- EXERCISE OBJECTIVE -
Give back the records in their entirety, exactly.

Element data from apps and pages
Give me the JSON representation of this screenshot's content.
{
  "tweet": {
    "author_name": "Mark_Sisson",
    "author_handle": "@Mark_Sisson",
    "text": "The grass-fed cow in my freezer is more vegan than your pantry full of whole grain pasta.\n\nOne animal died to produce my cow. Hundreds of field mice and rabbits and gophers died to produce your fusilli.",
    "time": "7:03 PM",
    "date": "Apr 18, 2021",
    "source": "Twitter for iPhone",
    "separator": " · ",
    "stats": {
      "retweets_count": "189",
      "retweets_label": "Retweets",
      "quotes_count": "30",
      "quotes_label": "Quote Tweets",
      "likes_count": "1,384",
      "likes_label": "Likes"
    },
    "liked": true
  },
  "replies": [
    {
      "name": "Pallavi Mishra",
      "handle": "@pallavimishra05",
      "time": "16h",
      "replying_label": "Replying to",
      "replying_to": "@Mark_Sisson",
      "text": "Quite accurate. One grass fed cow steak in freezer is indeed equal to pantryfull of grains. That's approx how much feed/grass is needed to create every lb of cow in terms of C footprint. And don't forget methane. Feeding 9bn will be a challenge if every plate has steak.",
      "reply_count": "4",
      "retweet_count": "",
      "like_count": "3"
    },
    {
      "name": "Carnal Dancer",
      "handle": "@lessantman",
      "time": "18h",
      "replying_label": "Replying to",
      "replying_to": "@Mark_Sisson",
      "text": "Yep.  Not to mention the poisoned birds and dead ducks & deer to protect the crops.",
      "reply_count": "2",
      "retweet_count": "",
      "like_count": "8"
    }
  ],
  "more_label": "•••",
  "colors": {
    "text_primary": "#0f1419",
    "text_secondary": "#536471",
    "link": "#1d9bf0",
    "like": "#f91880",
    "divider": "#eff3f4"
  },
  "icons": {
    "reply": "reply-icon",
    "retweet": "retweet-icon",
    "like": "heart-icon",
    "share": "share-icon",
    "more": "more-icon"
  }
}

- EXPECTED ANSWER -
Give me the JSON representation of this screenshot's content.
{
  "tweet": {
    "author_name": "Mark_Sisson",
    "author_handle": "@Mark_Sisson",
    "text": "The grass-fed cow in my freezer is more vegan than your pantry full of whole grain pasta.\n\nOne animal died to produce my cow. Hundreds of field mice and rabbits and gophers died to produce your fusilli.",
    "time": "7:03 PM",
    "date": "Apr 18, 2021",
    "source": "Twitter for iPhone",
    "separator": " · ",
    "stats": {
      "retweets_count": "189",
      "retweets_label": "Retweets",
      "quotes_count": "30",
      "quotes_label": "Quote Tweets",
      "likes_count": "1,384",
      "likes_label": "Likes"
    },
    "liked": true
  },
  "replies": [
    {
      "name": "Pallavi Mishra",
      "handle": "@pallavimishra05",
      "time": "16h",
      "replying_label": "Replying to",
      "replying_to": "@Mark_Sisson",
      "text": "Quite accurate. One grass fed cow steak in freezer is indeed equal to pantryfull of grains. That's approx how much feed/grass is needed to create every lb of cow in terms of C footprint. And don't forget methane. Feeding 9bn will be a challenge if every plate has steak.",
      "reply_count": "4",
      "retweet_count": "",
      "like_count": "3"
    },
    {
      "name": "Carnal Dancer",
      "handle": "@lessantman",
      "time": "18h",
      "replying_label": "Replying to",
      "replying_to": "@Mark_Sisson",
      "text": "Yep.  Not to mention the poisoned birds and dead ducks & deer to protect the crops.",
      "reply_count": "2",
      "retweet_count": "",
      "like_count": "8"
    }
  ],
  "more_label": "•••",
  "colors": {
    "text_primary": "#0f1419",
    "text_secondary": "#536471",
    "link": "#1d9bf0",
    "like": "#f91880",
    "divider": "#eff3f4"
  },
  "icons": {
    "reply": "reply-icon",
    "retweet": "retweet-icon",
    "like": "heart-icon",
    "share": "share-icon",
    "more": "more-icon"
  }
}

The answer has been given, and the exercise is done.